Kelsey Whitson has been working as a registered nurse for five-and-a-half years. She spent four years as a staff nurse in the pediatric intensive care unit at the Medical University of South Carolina. In March 2021, she changed direction and became a travel nurse.
Whitson remembered hearing about travel nursing during nursing school and knew it was an option.
“I’ve always loved traveling,” she said, adding that first she wanted to hone her skills, which she accomplished during her time at MUSC.
The COVID-19 pandemic sparked her decision to explore travel nursing.
“After the pandemic, it was a very lucrative option for nurses,” Whitson recalled.
Still, she stayed on part-time at MUSC for about a year.
Demand for travel nurses, registered nurses who work short-term contract assignments at hospitals and clinics, “exploded during the pandemic,” according to Health Affairs, a journal that explores health policy issues.
Data from the American Hospital Association shows that unique job postings for travel nurses saw a roughly 120% increase from pre-pandemic levels in January 2019 to January 2022. With vaccines and boosters limiting hospitalizations from the latest COVID variants, the pandemic-fueled side of the demand may have subsided a bit, but the allure of travel nursing remains.
Many nurses in full-time staff positions in hospitals have been enticed to transition into travel nursing, drawn by higher pay and a flexible schedule that allows for more vacation time and self-care to cope with stress and anxiety.
The standard contract for a travel nursing assignment is 13 weeks. Whitson works 36 hours a week, in three 12-hour shifts. Because she is not hindered by a specific number of contracts that she has to have, she can work three or four months and then take a month off.
“I like to go on vacation,” she said. “It has allowed me to see a ton of cool places.”
Often those cool places benefit her professionally because she cultivates skills in different hospitals in new settings, she added. And the pay isn’t bad either.
“The money has been life-changing,” she asserted.
Travel nursing salaries in Hawaii “can range between $1,965 to $3,379 per week, or close to $43,927 for a typical 13-week assignment, with additional perks such as private furnished housing or a housing stipend, 401(k) retirement plans and full health benefits,” according to nomadhealth.com.
Placement agencies set the travel nurses’ pay rate and take a percentage of the full bill rate – a percentage that can be as much as 20% to 30%, according to travelnursing.com. Hospitals pay the travel nursing agency rather than the nurses themselves.
Whitson contracts through a travel nurse placement agency – Travel Nurse Across America.

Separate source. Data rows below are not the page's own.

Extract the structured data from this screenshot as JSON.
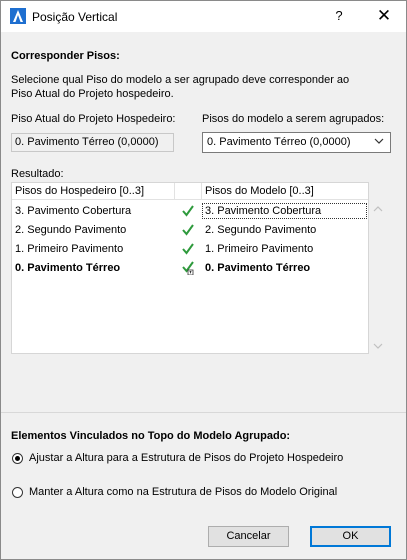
{
  "window": {
    "title": "Posição Vertical",
    "help_label": "?",
    "close_label": "✕"
  },
  "match": {
    "heading": "Corresponder Pisos:",
    "description_line1": "Selecione qual Piso do modelo a ser agrupado deve corresponder ao",
    "description_line2": "Piso Atual do Projeto hospedeiro."
  },
  "host_story": {
    "label": "Piso Atual do Projeto Hospedeiro:",
    "value": "0. Pavimento Térreo (0,0000)"
  },
  "model_story": {
    "label": "Pisos do modelo a serem agrupados:",
    "selected": "0. Pavimento Térreo (0,0000)"
  },
  "results": {
    "label": "Resultado:",
    "col_host": "Pisos do Hospedeiro [0..3]",
    "col_model": "Pisos do Modelo [0..3]",
    "rows": [
      {
        "host": "3. Pavimento Cobertura",
        "model": "3. Pavimento Cobertura"
      },
      {
        "host": "2. Segundo Pavimento",
        "model": "2. Segundo Pavimento"
      },
      {
        "host": "1. Primeiro Pavimento",
        "model": "1. Primeiro Pavimento"
      },
      {
        "host": "0. Pavimento Térreo",
        "model": "0. Pavimento Térreo"
      }
    ]
  },
  "linked": {
    "heading": "Elementos Vinculados no Topo do Modelo Agrupado:",
    "option1": "Ajustar a Altura para a Estrutura de Pisos do Projeto Hospedeiro",
    "option2": "Manter a Altura como na Estrutura de Pisos do Modelo Original"
  },
  "buttons": {
    "cancel": "Cancelar",
    "ok": "OK"
  },
  "colors": {
    "check": "#2e9a3c",
    "accent": "#0078d7"
  }
}
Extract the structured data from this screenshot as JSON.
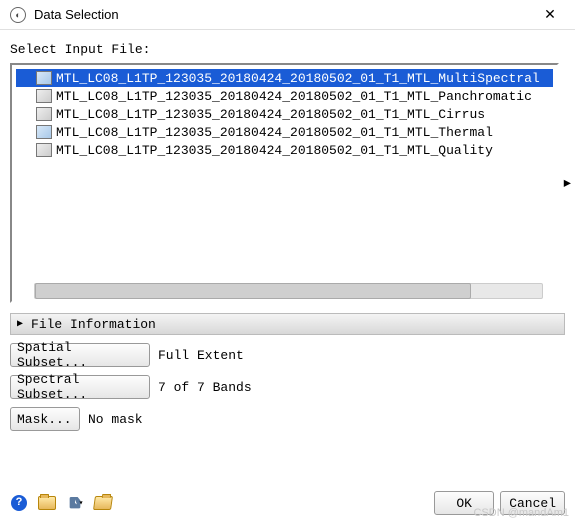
{
  "window": {
    "title": "Data Selection"
  },
  "labels": {
    "select_input_file": "Select Input File:",
    "file_information": "File Information"
  },
  "files": [
    {
      "name": "MTL_LC08_L1TP_123035_20180424_20180502_01_T1_MTL_MultiSpectral",
      "icon": "color",
      "selected": true
    },
    {
      "name": "MTL_LC08_L1TP_123035_20180424_20180502_01_T1_MTL_Panchromatic",
      "icon": "gray",
      "selected": false
    },
    {
      "name": "MTL_LC08_L1TP_123035_20180424_20180502_01_T1_MTL_Cirrus",
      "icon": "gray",
      "selected": false
    },
    {
      "name": "MTL_LC08_L1TP_123035_20180424_20180502_01_T1_MTL_Thermal",
      "icon": "color",
      "selected": false
    },
    {
      "name": "MTL_LC08_L1TP_123035_20180424_20180502_01_T1_MTL_Quality",
      "icon": "gray",
      "selected": false
    }
  ],
  "subset": {
    "spatial_btn": "Spatial Subset...",
    "spatial_val": "Full Extent",
    "spectral_btn": "Spectral Subset...",
    "spectral_val": "7 of 7 Bands",
    "mask_btn": "Mask...",
    "mask_val": "No mask"
  },
  "buttons": {
    "ok": "OK",
    "cancel": "Cancel"
  },
  "watermark": "CSDN @mandAm1"
}
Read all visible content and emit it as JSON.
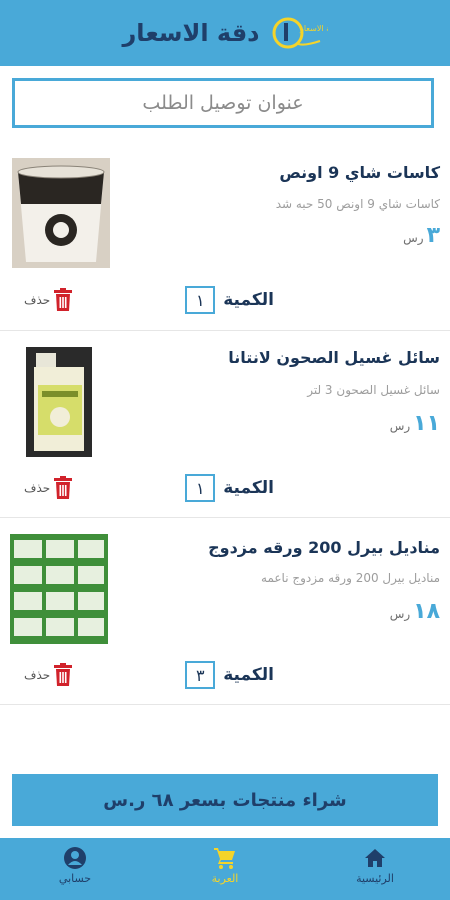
{
  "header": {
    "title": "دقة الاسعار",
    "logo_text": "دقة الاسعار"
  },
  "address": {
    "placeholder": "عنوان توصيل الطلب"
  },
  "items": [
    {
      "name": "كاسات شاي 9 اونص",
      "desc": "كاسات شاي 9 اونص 50 حبه شد",
      "price": "٣",
      "currency": "رس",
      "qty_label": "الكمية",
      "qty": "١",
      "delete_label": "حذف"
    },
    {
      "name": "سائل غسيل الصحون لانتانا",
      "desc": "سائل غسيل الصحون 3 لتر",
      "price": "١١",
      "currency": "رس",
      "qty_label": "الكمية",
      "qty": "١",
      "delete_label": "حذف"
    },
    {
      "name": "مناديل بيرل 200 ورقه مزدوج",
      "desc": "مناديل بيرل 200 ورقه مزدوج ناعمه",
      "price": "١٨",
      "currency": "رس",
      "qty_label": "الكمية",
      "qty": "٣",
      "delete_label": "حذف"
    }
  ],
  "buy_button": "شراء منتجات بسعر ٦٨ ر.س",
  "nav": {
    "home": "الرئيسية",
    "cart": "العربة",
    "account": "حسابي"
  },
  "colors": {
    "primary": "#49a9d8",
    "accent": "#f4d42a",
    "delete": "#d1222b",
    "title_text": "#1f3f6a"
  }
}
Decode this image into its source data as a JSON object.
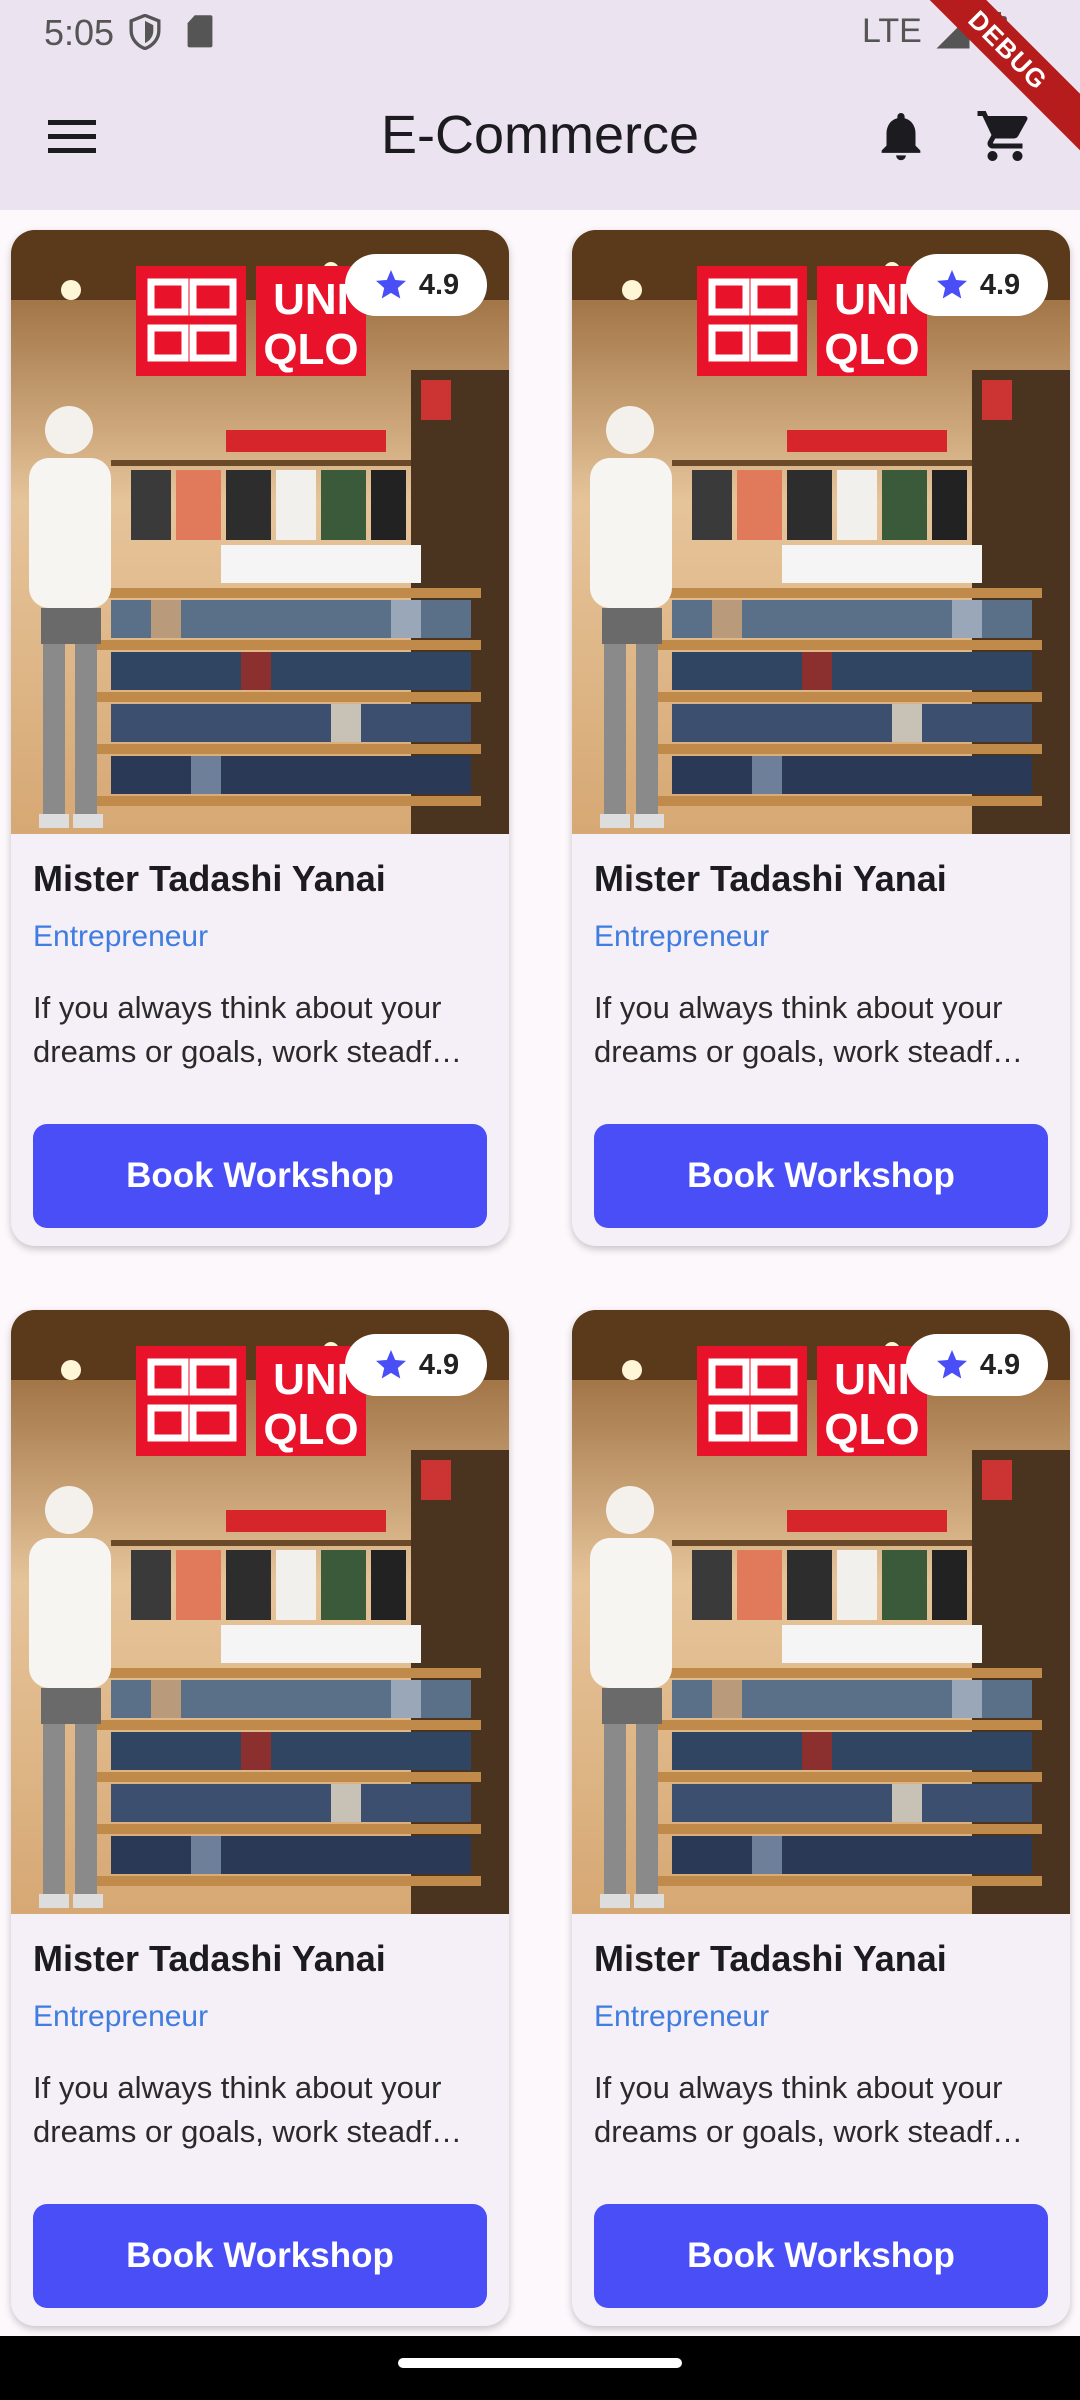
{
  "status_bar": {
    "time": "5:05",
    "network": "LTE",
    "icons": [
      "shield-icon",
      "sd-card-icon",
      "signal-icon",
      "battery-icon"
    ]
  },
  "debug_banner": "DEBUG",
  "app_bar": {
    "title": "E-Commerce",
    "icons": [
      "menu-icon",
      "bell-icon",
      "cart-icon"
    ]
  },
  "colors": {
    "primary_button": "#4a4ef7",
    "role_text": "#3f7de0",
    "star": "#4a4ef7",
    "app_bar_bg": "#ebe3f0"
  },
  "cards": [
    {
      "rating": "4.9",
      "name": "Mister Tadashi Yanai",
      "role": "Entrepreneur",
      "desc_line1": "If you always think about your",
      "desc_line2": "dreams or goals, work steadf…",
      "button": "Book Workshop",
      "logo_text_top": "UNI",
      "logo_text_bottom": "QLO"
    },
    {
      "rating": "4.9",
      "name": "Mister Tadashi Yanai",
      "role": "Entrepreneur",
      "desc_line1": "If you always think about your",
      "desc_line2": "dreams or goals, work steadf…",
      "button": "Book Workshop",
      "logo_text_top": "UNI",
      "logo_text_bottom": "QLO"
    },
    {
      "rating": "4.9",
      "name": "Mister Tadashi Yanai",
      "role": "Entrepreneur",
      "desc_line1": "If you always think about your",
      "desc_line2": "dreams or goals, work steadf…",
      "button": "Book Workshop",
      "logo_text_top": "UNI",
      "logo_text_bottom": "QLO"
    },
    {
      "rating": "4.9",
      "name": "Mister Tadashi Yanai",
      "role": "Entrepreneur",
      "desc_line1": "If you always think about your",
      "desc_line2": "dreams or goals, work steadf…",
      "button": "Book Workshop",
      "logo_text_top": "UNI",
      "logo_text_bottom": "QLO"
    }
  ]
}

The recruitment process is pretty simple, she confirmed: You establish a relationship with the recruiter, tell the recruiter what you’re looking for and then offer a list of potential assignments. The recruiter then puts in your applications for a job. Some hospitals conduct an online interview, while others automatically hire you, she said.
At the time of this writing, Whitson was working a 13-week stint in Orlando.
Opening a Window of Opportunity
Khalialiah Yates has been working as a travel nurse for about a year-and-a-half. Like Whitson, she previously worked as a nurse in MUSC’s pediatric ICU. When she spoke with HealthLinks, Yates had embarked on a 13-week assignment in Boston. She does her assignment placements through a recruitment agency called Aya Healthcare. Similar to Whitson, she described travel nurse recruitment as fairly swift and painless.
“Normally we get a recommended list of jobs like a matching system,” said Yates, pointing out that, generally, travel nurses are connected to a new gig within two weeks. “It’s usually a pretty quick process.”
Born and raised in South Carolina with limited exposure to much of the country, Yates discovered that travel nursing has opened up a window of opportunity to travel and see more places.
“I would have never been able to travel to Boston,” she remarked.
Having time between assignments has been another important piece for her as well. Yates said she is taking off the entire month of December. Additionally, the patient workload in her travel nursing assignments has been more manageable. She cited, for instance, that her Boston contract stipulates that she can’t have more than two patients at a time; before, she would have twice that many.
Yates plans to return closer to home for the holidays, to Atlanta, where she previously worked on assignment, since she has family and an apartment in Charleston.
Some Charlestonians have discovered the benefits of the rise in travel nursing by shifting their rental promotions. Travel nurses receive a housing stipend and are eager to find rentals near hospitals where they work.
Helen Harris rented out a room and bath in her house in downtown Charleston to a travel nurse on assignment at one of the Roper St. Francis Healthcare locations from February through April of this year. It was her first experience “casting” for applications through a group on Facebook.
“I wanted someone professional who also had their own schedule, as I work from home,” explained Harris.
As more nurses seek ways to cope with burnout, there will likely be others who follow the path taken by Whitson and Yates and make the shift into travel nursing.
“I love it,” said Yates. “I regret not doing it sooner.”
By Colin McCandless